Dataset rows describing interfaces
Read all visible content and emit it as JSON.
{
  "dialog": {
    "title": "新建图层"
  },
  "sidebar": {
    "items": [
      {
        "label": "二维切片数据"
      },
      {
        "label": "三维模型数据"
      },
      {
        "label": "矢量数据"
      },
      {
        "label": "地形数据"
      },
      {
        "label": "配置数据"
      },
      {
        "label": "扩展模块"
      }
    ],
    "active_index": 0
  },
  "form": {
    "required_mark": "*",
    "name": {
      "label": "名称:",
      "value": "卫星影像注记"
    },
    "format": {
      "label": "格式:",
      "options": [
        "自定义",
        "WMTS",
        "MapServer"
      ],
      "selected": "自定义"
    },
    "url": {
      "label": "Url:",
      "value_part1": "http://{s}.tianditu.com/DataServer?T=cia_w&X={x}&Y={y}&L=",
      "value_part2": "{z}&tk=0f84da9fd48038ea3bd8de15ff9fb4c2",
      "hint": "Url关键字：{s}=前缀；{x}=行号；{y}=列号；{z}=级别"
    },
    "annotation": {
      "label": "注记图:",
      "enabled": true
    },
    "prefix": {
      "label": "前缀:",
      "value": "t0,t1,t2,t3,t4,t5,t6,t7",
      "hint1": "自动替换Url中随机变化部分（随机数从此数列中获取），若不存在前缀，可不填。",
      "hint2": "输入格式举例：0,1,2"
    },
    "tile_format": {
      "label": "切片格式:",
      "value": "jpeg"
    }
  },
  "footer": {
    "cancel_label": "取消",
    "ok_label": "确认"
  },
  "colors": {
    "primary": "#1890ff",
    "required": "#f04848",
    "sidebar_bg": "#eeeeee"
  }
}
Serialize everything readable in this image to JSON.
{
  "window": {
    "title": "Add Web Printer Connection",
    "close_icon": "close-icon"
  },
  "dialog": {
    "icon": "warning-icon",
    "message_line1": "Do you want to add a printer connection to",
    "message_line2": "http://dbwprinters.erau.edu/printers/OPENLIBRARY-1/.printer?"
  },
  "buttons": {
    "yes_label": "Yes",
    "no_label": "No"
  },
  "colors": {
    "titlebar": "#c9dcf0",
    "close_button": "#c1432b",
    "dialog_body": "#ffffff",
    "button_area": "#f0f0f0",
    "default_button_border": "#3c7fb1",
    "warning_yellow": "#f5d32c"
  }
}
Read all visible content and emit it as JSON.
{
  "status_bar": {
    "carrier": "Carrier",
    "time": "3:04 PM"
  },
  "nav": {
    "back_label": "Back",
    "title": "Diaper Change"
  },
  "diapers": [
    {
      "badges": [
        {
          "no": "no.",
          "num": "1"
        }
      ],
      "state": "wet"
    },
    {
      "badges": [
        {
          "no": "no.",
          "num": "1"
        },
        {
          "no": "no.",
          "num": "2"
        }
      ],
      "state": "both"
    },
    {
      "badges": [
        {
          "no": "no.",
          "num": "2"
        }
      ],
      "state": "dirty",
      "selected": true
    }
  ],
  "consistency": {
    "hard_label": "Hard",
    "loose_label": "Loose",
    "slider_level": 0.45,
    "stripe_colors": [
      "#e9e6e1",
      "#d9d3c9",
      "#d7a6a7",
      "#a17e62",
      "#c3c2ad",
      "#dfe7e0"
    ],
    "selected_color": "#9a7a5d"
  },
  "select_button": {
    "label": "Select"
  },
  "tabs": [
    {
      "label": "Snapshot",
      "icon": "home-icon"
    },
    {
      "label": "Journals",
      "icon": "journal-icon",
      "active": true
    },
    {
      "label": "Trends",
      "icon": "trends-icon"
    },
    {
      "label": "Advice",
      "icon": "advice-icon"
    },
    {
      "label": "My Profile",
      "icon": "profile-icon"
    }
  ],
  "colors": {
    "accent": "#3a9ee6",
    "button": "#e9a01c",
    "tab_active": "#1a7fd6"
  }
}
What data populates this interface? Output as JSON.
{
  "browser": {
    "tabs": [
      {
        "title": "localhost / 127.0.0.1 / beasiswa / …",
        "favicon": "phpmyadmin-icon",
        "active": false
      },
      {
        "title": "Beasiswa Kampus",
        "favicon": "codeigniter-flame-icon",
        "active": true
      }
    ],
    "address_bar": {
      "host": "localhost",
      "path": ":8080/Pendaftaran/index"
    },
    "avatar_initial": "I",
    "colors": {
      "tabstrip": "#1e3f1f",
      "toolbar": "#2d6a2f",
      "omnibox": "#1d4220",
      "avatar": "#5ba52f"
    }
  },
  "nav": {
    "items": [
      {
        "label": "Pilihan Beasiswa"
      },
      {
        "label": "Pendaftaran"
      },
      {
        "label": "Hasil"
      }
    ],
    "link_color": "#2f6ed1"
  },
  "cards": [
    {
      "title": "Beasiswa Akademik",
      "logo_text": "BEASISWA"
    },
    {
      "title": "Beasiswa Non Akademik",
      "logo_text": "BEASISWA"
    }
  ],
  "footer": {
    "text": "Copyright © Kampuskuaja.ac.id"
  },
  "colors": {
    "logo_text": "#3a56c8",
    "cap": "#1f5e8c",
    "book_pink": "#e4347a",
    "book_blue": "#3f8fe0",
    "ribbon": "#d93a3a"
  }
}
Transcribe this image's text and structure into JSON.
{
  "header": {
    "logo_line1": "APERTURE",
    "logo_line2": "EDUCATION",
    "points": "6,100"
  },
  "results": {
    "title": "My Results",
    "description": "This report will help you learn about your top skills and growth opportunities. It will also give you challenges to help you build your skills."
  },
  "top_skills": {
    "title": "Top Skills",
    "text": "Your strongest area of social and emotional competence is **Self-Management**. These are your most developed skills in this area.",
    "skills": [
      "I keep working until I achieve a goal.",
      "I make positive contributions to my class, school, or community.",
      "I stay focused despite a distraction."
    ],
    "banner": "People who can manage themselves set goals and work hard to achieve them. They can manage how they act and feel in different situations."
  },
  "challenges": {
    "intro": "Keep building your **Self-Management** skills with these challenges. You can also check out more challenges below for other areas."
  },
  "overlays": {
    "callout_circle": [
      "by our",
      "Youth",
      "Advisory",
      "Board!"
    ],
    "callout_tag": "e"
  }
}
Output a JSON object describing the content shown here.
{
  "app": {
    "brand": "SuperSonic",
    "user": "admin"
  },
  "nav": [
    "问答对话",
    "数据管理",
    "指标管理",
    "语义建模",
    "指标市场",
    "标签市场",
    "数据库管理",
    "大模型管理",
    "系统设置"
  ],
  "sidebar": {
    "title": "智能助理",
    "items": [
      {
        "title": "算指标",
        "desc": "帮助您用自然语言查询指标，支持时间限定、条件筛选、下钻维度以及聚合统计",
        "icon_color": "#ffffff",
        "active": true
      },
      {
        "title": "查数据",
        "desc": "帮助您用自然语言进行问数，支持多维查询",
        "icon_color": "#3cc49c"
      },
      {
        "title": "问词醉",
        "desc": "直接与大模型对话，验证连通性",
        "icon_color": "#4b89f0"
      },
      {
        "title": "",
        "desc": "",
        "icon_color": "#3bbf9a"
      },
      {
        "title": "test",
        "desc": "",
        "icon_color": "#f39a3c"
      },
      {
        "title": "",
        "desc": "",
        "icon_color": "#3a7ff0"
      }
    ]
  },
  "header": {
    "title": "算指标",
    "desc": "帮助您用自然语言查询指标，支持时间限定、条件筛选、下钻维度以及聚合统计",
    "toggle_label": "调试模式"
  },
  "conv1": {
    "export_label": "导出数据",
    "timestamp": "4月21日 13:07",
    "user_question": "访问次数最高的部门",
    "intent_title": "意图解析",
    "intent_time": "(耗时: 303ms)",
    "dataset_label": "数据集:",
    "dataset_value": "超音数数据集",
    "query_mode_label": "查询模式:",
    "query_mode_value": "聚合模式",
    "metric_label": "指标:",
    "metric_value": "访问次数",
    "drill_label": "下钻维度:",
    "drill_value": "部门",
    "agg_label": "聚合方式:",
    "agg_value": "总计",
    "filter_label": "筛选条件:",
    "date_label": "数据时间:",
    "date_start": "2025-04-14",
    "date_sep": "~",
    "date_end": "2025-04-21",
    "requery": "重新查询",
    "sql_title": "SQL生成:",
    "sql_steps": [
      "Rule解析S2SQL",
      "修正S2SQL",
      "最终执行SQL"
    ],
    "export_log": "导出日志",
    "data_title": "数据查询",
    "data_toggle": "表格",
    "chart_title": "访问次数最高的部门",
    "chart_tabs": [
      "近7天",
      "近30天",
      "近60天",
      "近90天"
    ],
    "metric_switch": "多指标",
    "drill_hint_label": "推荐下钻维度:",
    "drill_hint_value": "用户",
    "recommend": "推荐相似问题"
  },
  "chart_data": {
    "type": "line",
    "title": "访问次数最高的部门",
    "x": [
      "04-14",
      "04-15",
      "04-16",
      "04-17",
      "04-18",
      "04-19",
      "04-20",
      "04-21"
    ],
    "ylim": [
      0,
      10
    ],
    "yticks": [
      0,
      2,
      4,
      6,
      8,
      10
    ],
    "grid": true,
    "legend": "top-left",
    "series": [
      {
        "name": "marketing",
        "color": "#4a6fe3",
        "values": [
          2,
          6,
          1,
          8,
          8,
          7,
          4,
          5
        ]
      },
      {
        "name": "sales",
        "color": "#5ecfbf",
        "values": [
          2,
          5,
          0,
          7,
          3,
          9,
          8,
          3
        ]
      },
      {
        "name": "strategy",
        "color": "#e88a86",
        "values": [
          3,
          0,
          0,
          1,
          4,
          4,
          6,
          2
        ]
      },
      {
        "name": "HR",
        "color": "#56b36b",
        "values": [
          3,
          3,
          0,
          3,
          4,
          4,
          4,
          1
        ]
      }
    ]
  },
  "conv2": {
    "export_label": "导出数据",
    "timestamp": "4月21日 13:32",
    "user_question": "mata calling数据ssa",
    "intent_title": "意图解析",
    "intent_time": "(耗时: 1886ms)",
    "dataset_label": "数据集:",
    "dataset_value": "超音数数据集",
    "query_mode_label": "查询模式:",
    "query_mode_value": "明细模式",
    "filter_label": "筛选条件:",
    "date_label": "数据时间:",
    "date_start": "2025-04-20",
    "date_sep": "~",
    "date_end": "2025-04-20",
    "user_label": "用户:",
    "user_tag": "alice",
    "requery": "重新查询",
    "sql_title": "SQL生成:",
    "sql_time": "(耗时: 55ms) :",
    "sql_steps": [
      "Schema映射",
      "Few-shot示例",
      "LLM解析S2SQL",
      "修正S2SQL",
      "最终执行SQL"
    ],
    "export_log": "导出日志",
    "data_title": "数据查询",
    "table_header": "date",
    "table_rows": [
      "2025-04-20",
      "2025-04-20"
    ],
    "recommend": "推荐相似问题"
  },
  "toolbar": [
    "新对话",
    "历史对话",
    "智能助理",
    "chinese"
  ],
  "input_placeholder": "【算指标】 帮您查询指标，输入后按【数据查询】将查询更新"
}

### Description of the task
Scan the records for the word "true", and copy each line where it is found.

### Task solution
      "enabled": true
      "selected": true
      "active": true
        "active": true
        "active": true
    "grid": true,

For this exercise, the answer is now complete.